Each day out in the field, Noorullah battled with the fear of being attacked by the Taliban, “the beast,” as he called it; but he didn’t clarify if “the beast” was in reference to the Taliban or the fear.  “Their religion [of the Taliban] is to kill humans,” Noorullah says.

The most dangerous situation Noorullah found himself in was during an ambush by the Taliban in the Spera District of Khost Province. Two men in his unit were killed and eight injured, including a U.S. Army sergeant.

Noorullah was standing right next to the U.S. soldier when the Sergeant took a bullet to the neck. A U.S. officer, LT. Webster, helped Noorullah and another colleague to get to cover behind a large boulder, even though the Lieutenant was badly injured himself having taken around to his leg. “We managed to stop the Lieutenant’s bleeding with toilet paper.”

While working with the American forces, Noorullah rarely had a “day off” and had to be prepared 24/7 to either conduct training operations or go out on a patrol. The only downtime he enjoyed was hanging out in the military camp rec room playing cards with his friends or going to the gym.

Even when Noorullah did get a few days off to go home he remained on high alert.
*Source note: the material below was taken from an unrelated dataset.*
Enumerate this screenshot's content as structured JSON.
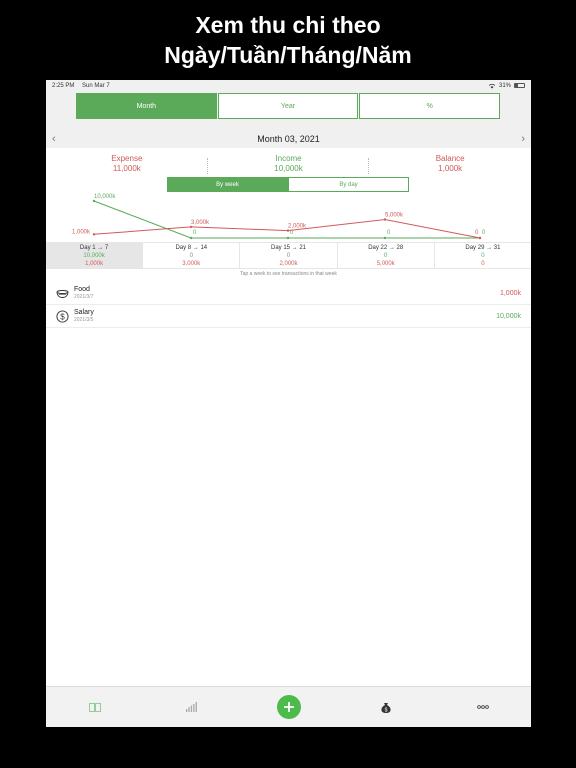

Danger lurked around every corner – the insurgents had eyes and ears everywhere and even taking local taxis was risky as most of the drivers had affiliations with the insurgency.

Eventually, the insurgency began to specifically target the interpreters working for the U.S. military and ran great campaigns to convince the Afghan people that the translators were spies and traitors, even convincing the masses that civilian casualties that occurred during military operations were the fault of the translators.  Soon, Noorullah found himself in the crosshairs of the insurgency and knew he had to fell Afghanistan or he would be murdered. Noorullah lived in virtual hiding as he endured the two-year process of applying for a Special Immigrant Visa to immigrate to the United States.

Once in America, although physically safe, his struggles were far from over. “The most difficult thing is living alone and in poverty,” Noorullah says. “I had no job, my family was 10,000 miles away… if something happened to me only God would know.”

That is where No One Left Behind (NOLB) has stepped in. Ironically, Noorrulah learned of the organization via a friend who was still in Afghanistan and got in touch with NOLB’s local San Diego Chapter via their Facebook page.

NOLB volunteers helped Noorullah build his resume and taught him how to search for jobs using the internet – a novel concept for Afghans. The organization also hosts free Job Skills Workshops several times a year and invited Noorullah to attend the next workshop. As a result, he found part-time work as a security guard for a major downtown San Diego hotel and he also delivers packages for Amazon.

Noorullah now feels like he is successfully making a home here in the U.S., but he still misses his homeland.

“Afghanistan is one of the most beautiful countries in the world but so much of it is chaos. The best thing about my neighborhood here in the U.S. is that it’s quiet – nice a calm,” Noorullah says with a content smile.

Noorullah now works as a security guard in the US.